** Exercise materials follows **

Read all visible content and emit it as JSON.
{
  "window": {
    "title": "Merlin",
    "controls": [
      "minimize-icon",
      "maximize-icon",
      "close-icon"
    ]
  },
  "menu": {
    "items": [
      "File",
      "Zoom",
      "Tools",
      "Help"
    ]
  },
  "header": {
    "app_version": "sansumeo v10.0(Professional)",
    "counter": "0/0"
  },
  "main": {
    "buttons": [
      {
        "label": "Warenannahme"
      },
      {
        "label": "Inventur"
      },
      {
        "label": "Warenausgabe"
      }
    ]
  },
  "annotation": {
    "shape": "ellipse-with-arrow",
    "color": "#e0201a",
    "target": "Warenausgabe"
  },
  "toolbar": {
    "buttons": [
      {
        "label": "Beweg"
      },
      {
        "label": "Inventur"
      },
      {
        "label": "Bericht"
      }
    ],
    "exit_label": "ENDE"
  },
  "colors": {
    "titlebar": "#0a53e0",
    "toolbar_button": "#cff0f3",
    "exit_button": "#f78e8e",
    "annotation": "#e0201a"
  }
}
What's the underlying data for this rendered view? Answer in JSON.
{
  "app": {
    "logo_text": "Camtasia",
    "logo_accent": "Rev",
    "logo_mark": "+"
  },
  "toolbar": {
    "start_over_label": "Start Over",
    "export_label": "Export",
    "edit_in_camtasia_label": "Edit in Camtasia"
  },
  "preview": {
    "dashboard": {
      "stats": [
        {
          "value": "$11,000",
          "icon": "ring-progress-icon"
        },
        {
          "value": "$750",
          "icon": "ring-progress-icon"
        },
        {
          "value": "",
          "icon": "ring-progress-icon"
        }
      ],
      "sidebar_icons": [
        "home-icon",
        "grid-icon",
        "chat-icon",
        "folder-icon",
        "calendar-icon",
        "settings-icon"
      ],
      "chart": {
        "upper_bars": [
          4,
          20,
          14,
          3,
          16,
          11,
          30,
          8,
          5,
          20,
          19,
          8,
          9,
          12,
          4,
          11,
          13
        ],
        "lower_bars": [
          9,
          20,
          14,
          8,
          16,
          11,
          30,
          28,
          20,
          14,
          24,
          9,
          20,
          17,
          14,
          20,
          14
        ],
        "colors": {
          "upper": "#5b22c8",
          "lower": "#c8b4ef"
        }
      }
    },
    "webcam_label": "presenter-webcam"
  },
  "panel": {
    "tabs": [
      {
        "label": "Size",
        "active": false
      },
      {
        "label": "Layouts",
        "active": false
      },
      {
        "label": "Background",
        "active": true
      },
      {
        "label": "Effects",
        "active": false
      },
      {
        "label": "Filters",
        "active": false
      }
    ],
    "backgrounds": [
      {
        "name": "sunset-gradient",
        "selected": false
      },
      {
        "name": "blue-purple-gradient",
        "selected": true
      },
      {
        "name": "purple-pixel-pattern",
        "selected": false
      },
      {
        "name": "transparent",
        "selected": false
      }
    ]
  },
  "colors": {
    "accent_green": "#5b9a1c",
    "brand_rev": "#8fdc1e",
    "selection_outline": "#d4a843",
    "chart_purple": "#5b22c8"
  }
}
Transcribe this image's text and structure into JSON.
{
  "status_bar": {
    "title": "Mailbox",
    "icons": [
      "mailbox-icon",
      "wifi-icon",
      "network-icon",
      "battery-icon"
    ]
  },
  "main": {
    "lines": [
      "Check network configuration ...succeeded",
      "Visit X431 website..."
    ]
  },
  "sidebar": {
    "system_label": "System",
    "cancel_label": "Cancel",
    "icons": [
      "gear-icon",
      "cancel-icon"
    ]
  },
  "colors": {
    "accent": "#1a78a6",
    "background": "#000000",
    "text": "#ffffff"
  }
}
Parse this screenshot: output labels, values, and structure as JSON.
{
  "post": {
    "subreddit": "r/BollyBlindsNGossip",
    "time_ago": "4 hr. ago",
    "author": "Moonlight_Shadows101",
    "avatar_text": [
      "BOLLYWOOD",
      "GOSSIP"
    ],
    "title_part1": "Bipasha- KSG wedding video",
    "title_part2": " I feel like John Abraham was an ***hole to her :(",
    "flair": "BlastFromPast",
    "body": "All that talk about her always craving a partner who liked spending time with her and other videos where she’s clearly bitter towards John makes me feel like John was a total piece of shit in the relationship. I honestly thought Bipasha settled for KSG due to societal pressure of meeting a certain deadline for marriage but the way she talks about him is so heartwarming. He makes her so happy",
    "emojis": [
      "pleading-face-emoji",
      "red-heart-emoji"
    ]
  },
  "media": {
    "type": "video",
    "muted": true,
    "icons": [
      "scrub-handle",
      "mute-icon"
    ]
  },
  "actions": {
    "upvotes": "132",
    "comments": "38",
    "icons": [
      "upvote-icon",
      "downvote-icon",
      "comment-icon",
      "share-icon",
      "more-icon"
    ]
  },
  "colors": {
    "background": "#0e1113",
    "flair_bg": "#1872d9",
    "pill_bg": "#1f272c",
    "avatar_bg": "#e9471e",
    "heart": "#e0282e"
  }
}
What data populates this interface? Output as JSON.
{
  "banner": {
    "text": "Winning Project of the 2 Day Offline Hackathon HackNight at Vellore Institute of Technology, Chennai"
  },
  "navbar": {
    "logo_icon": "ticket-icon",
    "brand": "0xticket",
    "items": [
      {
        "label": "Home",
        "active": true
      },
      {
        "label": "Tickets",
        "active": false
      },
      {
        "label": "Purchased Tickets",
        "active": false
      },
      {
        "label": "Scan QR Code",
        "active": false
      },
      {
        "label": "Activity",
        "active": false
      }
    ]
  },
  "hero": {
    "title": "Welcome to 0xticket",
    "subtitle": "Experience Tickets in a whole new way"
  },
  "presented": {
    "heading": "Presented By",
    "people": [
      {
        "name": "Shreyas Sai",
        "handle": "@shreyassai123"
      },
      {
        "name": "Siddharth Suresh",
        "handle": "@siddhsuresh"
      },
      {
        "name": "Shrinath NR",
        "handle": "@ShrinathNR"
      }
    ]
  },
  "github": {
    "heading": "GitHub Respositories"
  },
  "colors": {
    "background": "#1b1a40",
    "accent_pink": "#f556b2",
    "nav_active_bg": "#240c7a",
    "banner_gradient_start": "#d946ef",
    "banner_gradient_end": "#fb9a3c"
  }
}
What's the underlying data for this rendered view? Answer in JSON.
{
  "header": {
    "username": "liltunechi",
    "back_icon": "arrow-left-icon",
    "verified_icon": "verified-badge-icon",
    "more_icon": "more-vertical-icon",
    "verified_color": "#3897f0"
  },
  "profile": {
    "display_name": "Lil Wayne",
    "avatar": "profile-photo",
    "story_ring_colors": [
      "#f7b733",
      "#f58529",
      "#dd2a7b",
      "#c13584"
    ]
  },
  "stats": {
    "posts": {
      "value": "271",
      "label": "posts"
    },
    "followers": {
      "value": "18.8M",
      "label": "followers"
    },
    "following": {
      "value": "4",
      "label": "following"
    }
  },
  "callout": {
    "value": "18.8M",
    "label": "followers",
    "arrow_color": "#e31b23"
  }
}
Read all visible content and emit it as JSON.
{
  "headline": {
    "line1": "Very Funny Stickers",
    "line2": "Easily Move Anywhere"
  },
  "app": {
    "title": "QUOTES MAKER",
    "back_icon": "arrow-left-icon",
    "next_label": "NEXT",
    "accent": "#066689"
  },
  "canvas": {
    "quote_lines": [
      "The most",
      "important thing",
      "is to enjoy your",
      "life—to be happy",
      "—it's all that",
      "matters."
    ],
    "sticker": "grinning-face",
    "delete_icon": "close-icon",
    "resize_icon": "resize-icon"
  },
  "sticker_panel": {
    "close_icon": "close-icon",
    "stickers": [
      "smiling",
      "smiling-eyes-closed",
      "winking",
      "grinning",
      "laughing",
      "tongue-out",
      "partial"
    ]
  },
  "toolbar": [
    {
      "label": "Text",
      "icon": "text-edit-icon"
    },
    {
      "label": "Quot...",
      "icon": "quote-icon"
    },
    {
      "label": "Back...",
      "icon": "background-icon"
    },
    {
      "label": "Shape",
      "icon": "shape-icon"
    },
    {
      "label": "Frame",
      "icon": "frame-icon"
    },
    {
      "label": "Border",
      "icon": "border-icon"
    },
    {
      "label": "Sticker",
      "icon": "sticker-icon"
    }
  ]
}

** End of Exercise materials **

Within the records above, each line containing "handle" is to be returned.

**Solved exercise**
      "scrub-handle",
        "handle": "@shreyassai123"
        "handle": "@siddhsuresh"
        "handle": "@ShrinathNR"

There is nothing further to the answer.